03 May 2003
Source: New York Times, May 2, 2003
Lock 'Em Up
By NICHOLAS D. KRISTOF
Right after returning from covering the war in Congo five years ago, around the time of an Ebola outbreak there, I abruptly broke into the shakes and a high fever one night. I was living in Tokyo, so a Japanese friend helpfully called the health authorities and asked what to do with a foreigner who had just emerged from the central African jungle with a high fever.
Ten minutes later, I heard the sirens approaching my apartment. Then there was a pounding at the door, and a team of men looking like space invaders in bioprotection suits came to take the Ebola patient away.
Good for them!
In my case it was just malaria. But a lesson of the SARS outbreak is that we in the United States need to compromise on civil liberties to confront health risks more effectively.
After 9/11, the Bush administration wisely pushed a Model Emergency Health Powers Act as a template for legislation by the states. Such legislation would permit governors to respond to health crises with a state of emergency in which they could impose quarantines, order vaccinations and the destruction of dangerous property, limit people's movements and ration medicine, and seize anything from dead bodies to private hospitals. The steps are tough and sobering, but would apply only in desperate circumstances and within safeguards. So far only 22 states have passed this kind of law, and California, New York and Texas have all spurned it.

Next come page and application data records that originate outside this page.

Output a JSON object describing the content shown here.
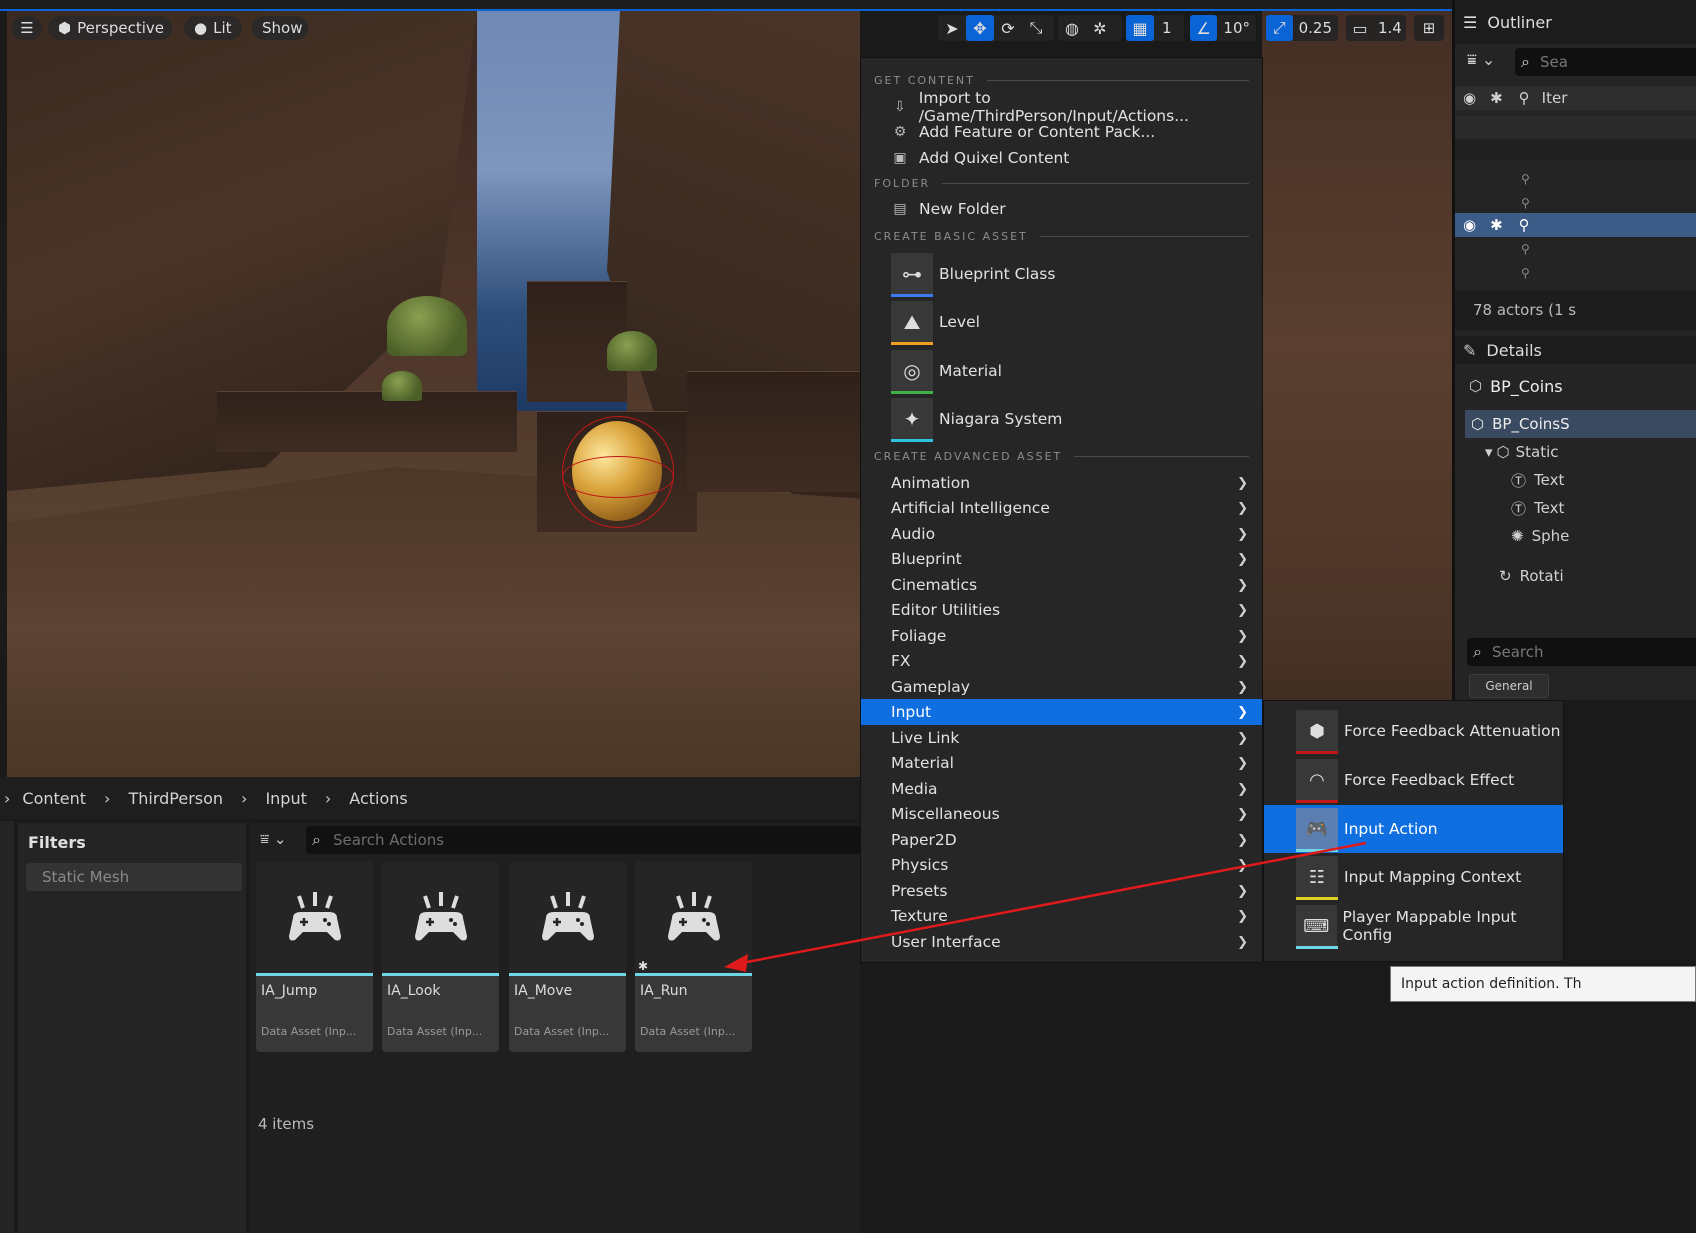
{
  "viewport": {
    "menu_icon": "hamburger-icon",
    "perspective_label": "Perspective",
    "lit_label": "Lit",
    "show_label": "Show",
    "grid_snap_value": "1",
    "rotation_snap_value": "10°",
    "scale_snap_value": "0.25",
    "camera_speed_value": "1.4"
  },
  "outliner": {
    "title": "Outliner",
    "search_placeholder": "Sea",
    "col_item_label": "Iter",
    "actor_count": "78 actors (1 s"
  },
  "details": {
    "title": "Details",
    "object_name": "BP_Coins",
    "component_root": "BP_CoinsS",
    "component_static": "Static",
    "component_text1": "Text",
    "component_text2": "Text",
    "component_sphere": "Sphe",
    "component_rotating": "Rotati",
    "search_placeholder": "Search",
    "tab_general": "General"
  },
  "content_browser": {
    "breadcrumb": [
      "Content",
      "ThirdPerson",
      "Input",
      "Actions"
    ],
    "filters_label": "Filters",
    "filter_static_mesh": "Static Mesh",
    "search_placeholder": "Search Actions",
    "item_count": "4 items",
    "assets": [
      {
        "name": "IA_Jump",
        "type": "Data Asset (Inp..."
      },
      {
        "name": "IA_Look",
        "type": "Data Asset (Inp..."
      },
      {
        "name": "IA_Move",
        "type": "Data Asset (Inp..."
      },
      {
        "name": "IA_Run",
        "type": "Data Asset (Inp..."
      }
    ]
  },
  "context_menu": {
    "sections": {
      "get_content": "GET CONTENT",
      "folder": "FOLDER",
      "create_basic": "CREATE BASIC ASSET",
      "create_advanced": "CREATE ADVANCED ASSET"
    },
    "get_content_items": [
      "Import to /Game/ThirdPerson/Input/Actions...",
      "Add Feature or Content Pack...",
      "Add Quixel Content"
    ],
    "new_folder": "New Folder",
    "basic_assets": [
      "Blueprint Class",
      "Level",
      "Material",
      "Niagara System"
    ],
    "advanced_items": [
      "Animation",
      "Artificial Intelligence",
      "Audio",
      "Blueprint",
      "Cinematics",
      "Editor Utilities",
      "Foliage",
      "FX",
      "Gameplay",
      "Input",
      "Live Link",
      "Material",
      "Media",
      "Miscellaneous",
      "Paper2D",
      "Physics",
      "Presets",
      "Texture",
      "User Interface"
    ],
    "highlighted": "Input"
  },
  "input_submenu": {
    "items": [
      "Force Feedback Attenuation",
      "Force Feedback Effect",
      "Input Action",
      "Input Mapping Context",
      "Player Mappable Input Config"
    ],
    "highlighted": "Input Action"
  },
  "tooltip": {
    "text": "Input action definition. Th"
  },
  "colors": {
    "highlight": "#0f6fe0",
    "annotation_arrow": "#e01a1a",
    "asset_underline": "#6fd6e6"
  }
}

One main obstacle has been shrieks of protest by civil libertarians, whom I'm usually sympathetic to — but not this time.
"In a smallpox attack, you're talking about a weapon of mass destruction," notes Keith Richman, a Republican doctor in the California Assembly and sponsor of the law there. "The ability of the public health system to respond in an emergency will determine how many hundreds of thousands of lives you save."

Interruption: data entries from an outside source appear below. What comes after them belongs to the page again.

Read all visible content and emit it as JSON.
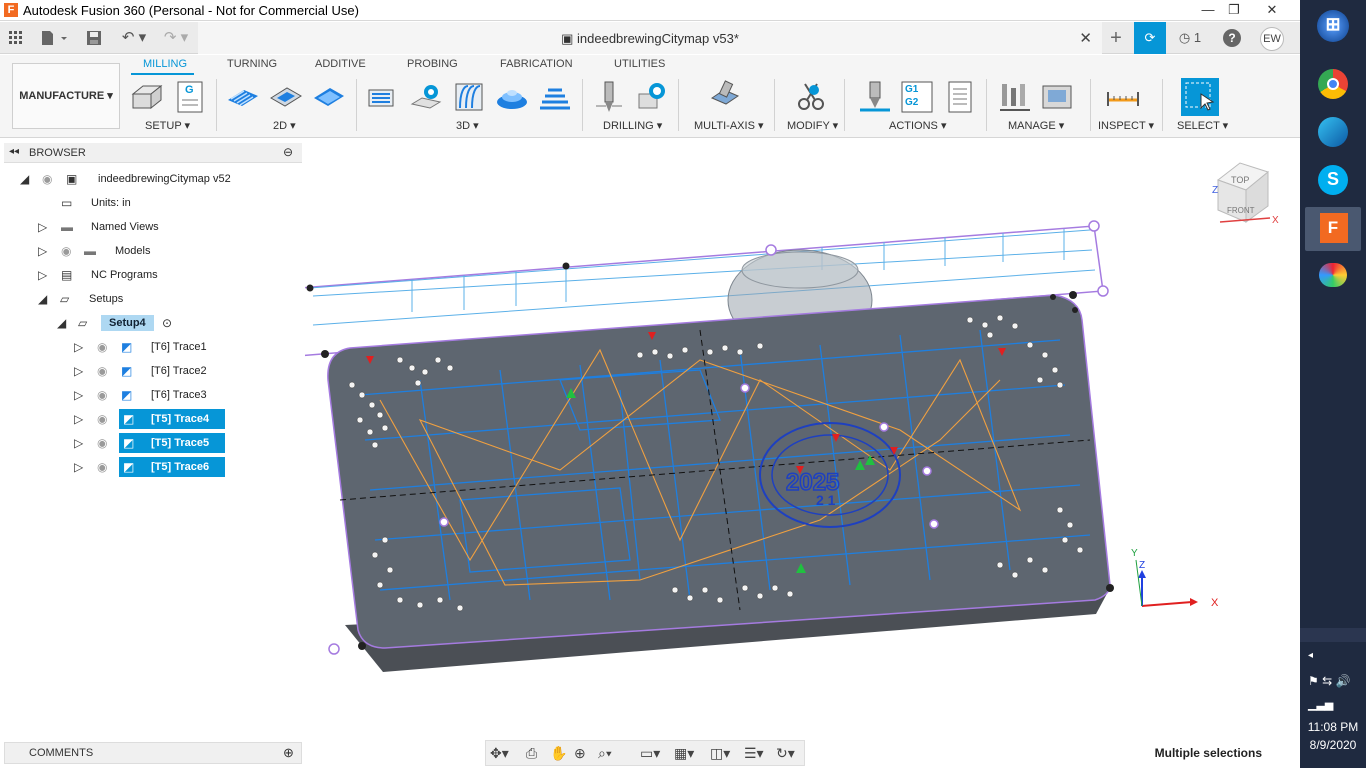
{
  "window": {
    "title": "Autodesk Fusion 360 (Personal - Not for Commercial Use)",
    "app_icon": "F"
  },
  "document": {
    "name": "indeedbrewingCitymap v53*",
    "job_count": "1",
    "user_initials": "EW"
  },
  "ribbon": {
    "workspace": "MANUFACTURE ▾",
    "tabs": [
      "MILLING",
      "TURNING",
      "ADDITIVE",
      "PROBING",
      "FABRICATION",
      "UTILITIES"
    ],
    "active_tab": "MILLING",
    "groups": [
      "SETUP ▾",
      "2D ▾",
      "3D ▾",
      "DRILLING ▾",
      "MULTI-AXIS ▾",
      "MODIFY ▾",
      "ACTIONS ▾",
      "MANAGE ▾",
      "INSPECT ▾",
      "SELECT ▾"
    ],
    "icon_text": {
      "setup_sheet": "G",
      "post": "G1\nG2"
    }
  },
  "browser": {
    "header": "BROWSER",
    "root": "indeedbrewingCitymap v52",
    "units": "Units: in",
    "folders": [
      "Named Views",
      "Models",
      "NC Programs",
      "Setups"
    ],
    "setup": "Setup4",
    "operations": [
      "[T6] Trace1",
      "[T6] Trace2",
      "[T6] Trace3",
      "[T5] Trace4",
      "[T5] Trace5",
      "[T5] Trace6"
    ]
  },
  "viewport": {
    "viewcube": {
      "top": "TOP",
      "front": "FRONT",
      "axis_x": "X",
      "axis_z": "Z"
    },
    "triad": {
      "x": "X",
      "y": "Y",
      "z": "Z"
    },
    "part_text": {
      "year": "2025",
      "sub": "2 1"
    }
  },
  "footer": {
    "comments": "COMMENTS",
    "status": "Multiple selections"
  },
  "taskbar": {
    "time": "11:08 PM",
    "date": "8/9/2020"
  },
  "colors": {
    "accent": "#0696d7",
    "toolpath_blue": "#1e7fe0",
    "toolpath_orange": "#f0a040",
    "stock_outline": "#a57be0",
    "part": "#5e6670"
  }
}
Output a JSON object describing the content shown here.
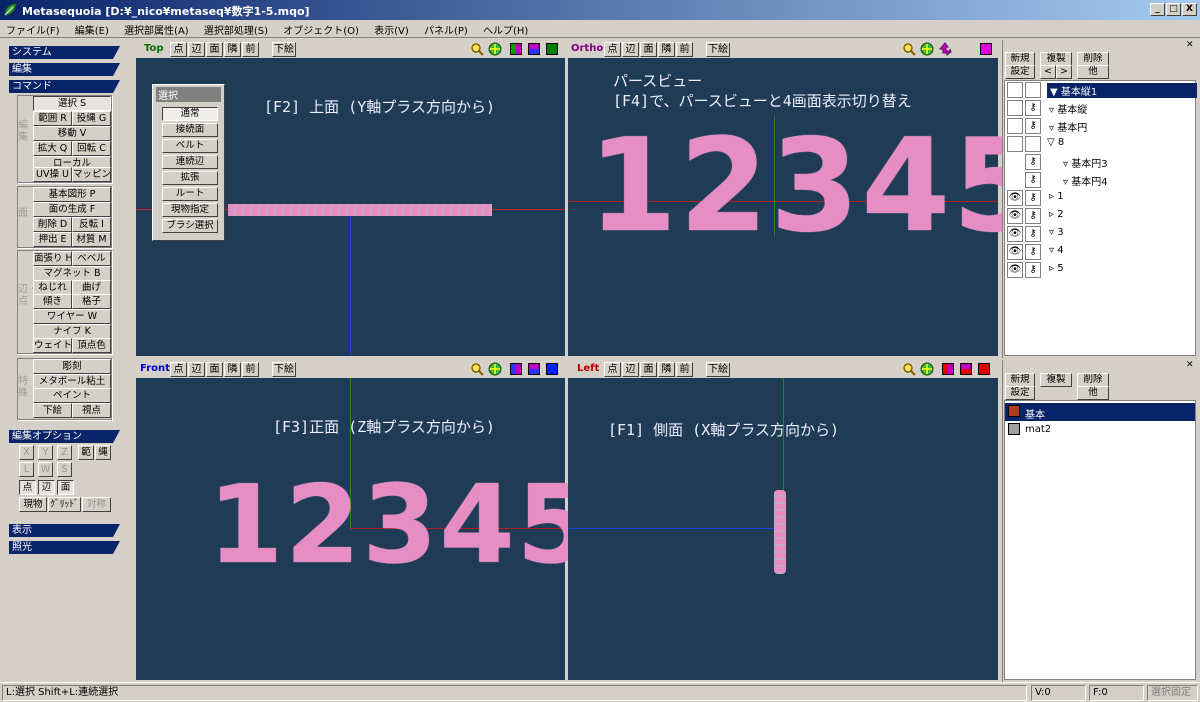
{
  "window": {
    "title": "Metasequoia [D:¥_nico¥metaseq¥数字1-5.mqo]",
    "controls": [
      "_",
      "□",
      "X"
    ]
  },
  "menubar": [
    "ファイル(F)",
    "編集(E)",
    "選択部属性(A)",
    "選択部処理(S)",
    "オブジェクト(O)",
    "表示(V)",
    "パネル(P)",
    "ヘルプ(H)"
  ],
  "left_panel": {
    "sections": {
      "system": "システム",
      "edit": "編集",
      "command": "コマンド",
      "edit_options": "編集オプション",
      "display": "表示",
      "lighting": "照光"
    },
    "group_labels": {
      "edit": "編集",
      "face": "面",
      "edge_point": "辺・点",
      "special": "特殊"
    },
    "edit_buttons": [
      "選択 S",
      "範囲 R",
      "投縄 G",
      "移動 V",
      "拡大 Q",
      "回転 C",
      "ローカル",
      "UV操 U",
      "マッピング"
    ],
    "face_buttons": [
      "基本図形 P",
      "面の生成 F",
      "削除 D",
      "反転 I",
      "押出 E",
      "材質 M"
    ],
    "edge_buttons": [
      "面張り H",
      "ベベル",
      "マグネット B",
      "ねじれ",
      "曲げ",
      "傾き",
      "格子",
      "ワイヤー W",
      "ナイフ K",
      "ウェイト",
      "頂点色"
    ],
    "special_buttons": [
      "彫刻",
      "メタボール粘土",
      "ペイント",
      "下絵",
      "視点"
    ],
    "option_buttons": [
      "X",
      "Y",
      "Z",
      "範",
      "縄",
      "L",
      "W",
      "S",
      "点",
      "辺",
      "面",
      "現物",
      "ｸﾞﾘｯﾄﾞ",
      "対称"
    ]
  },
  "select_popup": {
    "title": "選択",
    "items": [
      "通常",
      "接続面",
      "ベルト",
      "連続辺",
      "拡張",
      "ルート",
      "現物指定",
      "ブラシ選択"
    ]
  },
  "viewports": {
    "toolbar": [
      "点",
      "辺",
      "面",
      "隣",
      "前",
      "下絵"
    ],
    "top": {
      "name": "Top",
      "label": "[F2] 上面 (Y軸プラス方向から)",
      "name_color": "#007000"
    },
    "ortho": {
      "name": "Ortho",
      "label1": "パースビュー",
      "label2": "[F4]で、パースビューと4画面表示切り替え",
      "digits": "12345",
      "name_color": "#800080"
    },
    "front": {
      "name": "Front",
      "label": "[F3]正面 (Z軸プラス方向から)",
      "digits": "12345",
      "name_color": "#0000c0"
    },
    "left": {
      "name": "Left",
      "label": "[F1] 側面 (X軸プラス方向から)",
      "name_color": "#c00000"
    }
  },
  "object_panel": {
    "buttons": [
      "新規",
      "複製",
      "削除",
      "設定",
      "<",
      ">",
      "他"
    ],
    "objects": [
      {
        "name": "基本縦1",
        "selected": true
      },
      {
        "name": "基本縦"
      },
      {
        "name": "基本円"
      },
      {
        "name": "8"
      },
      {
        "name": "基本円3"
      },
      {
        "name": "基本円4"
      },
      {
        "name": "1"
      },
      {
        "name": "2"
      },
      {
        "name": "3"
      },
      {
        "name": "4"
      },
      {
        "name": "5"
      }
    ]
  },
  "material_panel": {
    "buttons": [
      "新規",
      "複製",
      "削除",
      "設定",
      "他"
    ],
    "materials": [
      {
        "name": "基本",
        "color": "#b03a20",
        "selected": true
      },
      {
        "name": "mat2",
        "color": "#a0a0a0"
      }
    ]
  },
  "statusbar": {
    "hint": "L:選択   Shift+L:連続選択",
    "vertices": "V:0",
    "faces": "F:0",
    "lock": "選択固定"
  },
  "colors": {
    "viewport_bg": "#1f3b55",
    "mesh": "#e68ec4",
    "selection": "#0a246a"
  }
}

A smallpox attack is, I hope, very unlikely. But who knows? The spooks thought Iraq might have the smallpox virus, in which case it could now turn up anywhere, and North Korea may also possess it. A U.S. simulation called Dark Winter suggested that a smallpox attack could quickly leave one million Americans dead and the nation in complete chaos.

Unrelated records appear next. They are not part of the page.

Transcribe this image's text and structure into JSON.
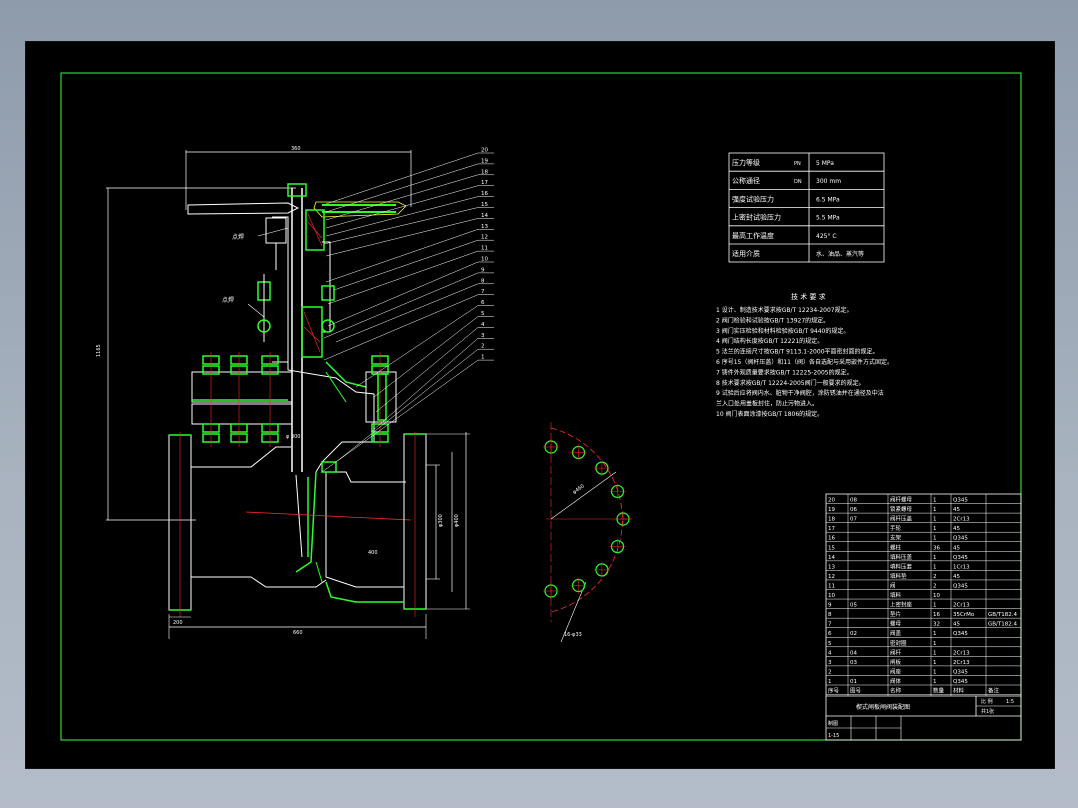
{
  "drawing": {
    "title": "楔式闸板闸阀装配图",
    "part_numbers": [
      "20",
      "19",
      "18",
      "17",
      "16",
      "15",
      "14",
      "13",
      "12",
      "11",
      "10",
      "9",
      "8",
      "7",
      "6",
      "5",
      "4",
      "3",
      "2",
      "1"
    ],
    "callouts": {
      "handwheel_label": "点焊",
      "packing_label": "点焊"
    },
    "dimensions": {
      "top_width": "360",
      "overall_height": "1165",
      "body_length": "660",
      "flange_dia": "200"
    }
  },
  "spec_table": {
    "rows": [
      {
        "label": "压力等级",
        "code": "PN",
        "value": "5 MPa"
      },
      {
        "label": "公称通径",
        "code": "DN",
        "value": "300 mm"
      },
      {
        "label": "强度试验压力",
        "code": "",
        "value": "6.5 MPa"
      },
      {
        "label": "上密封试验压力",
        "code": "",
        "value": "5.5 MPa"
      },
      {
        "label": "最高工作温度",
        "code": "",
        "value": "425° C"
      },
      {
        "label": "适用介质",
        "code": "",
        "value": "水、油品、蒸汽等"
      }
    ]
  },
  "tech_requirements": {
    "heading": "技 术 要 求",
    "items": [
      "1 设计、制造技术要求按GB/T 12234-2007规定。",
      "2 阀门检验和试验按GB/T 13927的规定。",
      "3 阀门实压检验和材料检验按GB/T 9440的规定。",
      "4 阀门结构长度按GB/T 12221的规定。",
      "5 法兰的连接尺寸按GB/T 9113.1-2000平面密封面的规定。",
      "6 序号15（阀杆压盖）和11（阀）各自选配与采用嵌件方式固定。",
      "7 铸件外观质量要求按GB/T 12225-2005的规定。",
      "8 技术要求按GB/T 12224-2005阀门一般要求的规定。",
      "9 试验后应将阀内水、脏物干净阀腔，涂防锈油并在通径及中法",
      "  兰入口处用盖板封住，防止污物进入。",
      "10 阀门表面涂漆按GB/T 1806的规定。"
    ]
  },
  "bom": {
    "rows": [
      [
        "20",
        "08",
        "阀杆螺母",
        "1",
        "Q345",
        ""
      ],
      [
        "19",
        "06",
        "锁紧螺母",
        "1",
        "45",
        ""
      ],
      [
        "18",
        "07",
        "阀杆压盖",
        "1",
        "2Cr13",
        ""
      ],
      [
        "17",
        "",
        "手轮",
        "1",
        "45",
        ""
      ],
      [
        "16",
        "",
        "支架",
        "1",
        "Q345",
        ""
      ],
      [
        "15",
        "",
        "螺柱",
        "36",
        "45",
        ""
      ],
      [
        "14",
        "",
        "填料压盖",
        "1",
        "Q345",
        ""
      ],
      [
        "13",
        "",
        "填料压套",
        "1",
        "1Cr13",
        ""
      ],
      [
        "12",
        "",
        "填料垫",
        "2",
        "45",
        ""
      ],
      [
        "11",
        "",
        "阀",
        "2",
        "Q345",
        ""
      ],
      [
        "10",
        "",
        "填料",
        "10",
        "",
        ""
      ],
      [
        "9",
        "05",
        "上密封座",
        "1",
        "2Cr13",
        ""
      ],
      [
        "8",
        "",
        "垫片",
        "16",
        "35CrMo",
        "GB/T182.4"
      ],
      [
        "7",
        "",
        "螺母",
        "32",
        "45",
        "GB/T182.4"
      ],
      [
        "6",
        "02",
        "阀盖",
        "1",
        "Q345",
        ""
      ],
      [
        "5",
        "",
        "密封圈",
        "1",
        "",
        ""
      ],
      [
        "4",
        "04",
        "阀杆",
        "1",
        "2Cr13",
        ""
      ],
      [
        "3",
        "03",
        "闸板",
        "1",
        "2Cr13",
        ""
      ],
      [
        "2",
        "",
        "阀座",
        "1",
        "Q345",
        ""
      ],
      [
        "1",
        "01",
        "阀体",
        "1",
        "Q345",
        ""
      ]
    ],
    "header": [
      "序号",
      "图号",
      "名称",
      "数量",
      "材料",
      "备注"
    ],
    "title": "楔式闸板闸阀装配图",
    "scale_label": "比 例",
    "scale_value": "1:5",
    "sheet_label": "共1张",
    "drawn_label": "制图",
    "checked_label": "1-15"
  },
  "colors": {
    "frame": "#39ff39",
    "line": "#ffffff",
    "part": "#2bff2b",
    "red": "#ff2b2b",
    "cyan": "#00ffff"
  }
}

Aside from terrorism, 30 new diseases have popped up in the last quarter-century, from avian flu to AIDS. This is an age of global disease, when viruses flit across continents.
In the SARS outbreak, New York forcibly quarantined a man suspected of having the disease after he refused to isolate himself. That's a real breach of liberty, but suppose he had been an irresponsible superspreader like Typhoid Mary and caused the disease to spin out of control?
Consider Hong Kong and Singapore in the SARS outbreak. Hong Kong reacted to the disease much as America would have. Meanwhile, Singapore required visitors from any country with SARS to pass through a thermal scanner that flagged anyone with a temperature over 100 degrees; such people were forcibly quarantined for 10 days. Singapore's SARS patients were allowed no visitors, and schools were closed. And when a vegetable seller came down with the disease, all 2,400 people working in that market were forced into quarantine. While Hong Kong had five deaths yesterday, Singapore had none, and it appears to be over the hump.
I first encountered the dictatorial approach to public health in rural China, which combated leprosy much more effectively than democratic countries like India. Leprosy is so humiliating a disease that sufferers sometimes do not seek treatment, risking infecting others. So China instituted rewards — turn in a leper (even your spouse) for cash. This policy wiped out leprosy in China, and the Chinese are better off for it.
The American Civil Liberties Union argues that the model U.S. law "could have serious consequences for individuals' freedom, privacy and equality." That's right. But the alternative is to risk many, many deaths.
"I have very close ties to civil liberties," said Lawrence Gostin, a Georgetown University law professor who drafted the model legislation (and who used to serve on the national board of the A.C.L.U.). "But I think we've got the balance wrong, and we've forgotten the other important issue of public health."
If you disagree, how about if I visit your neighborhood the next time I'm back from an Ebola outbreak in Congo and feeling feverish?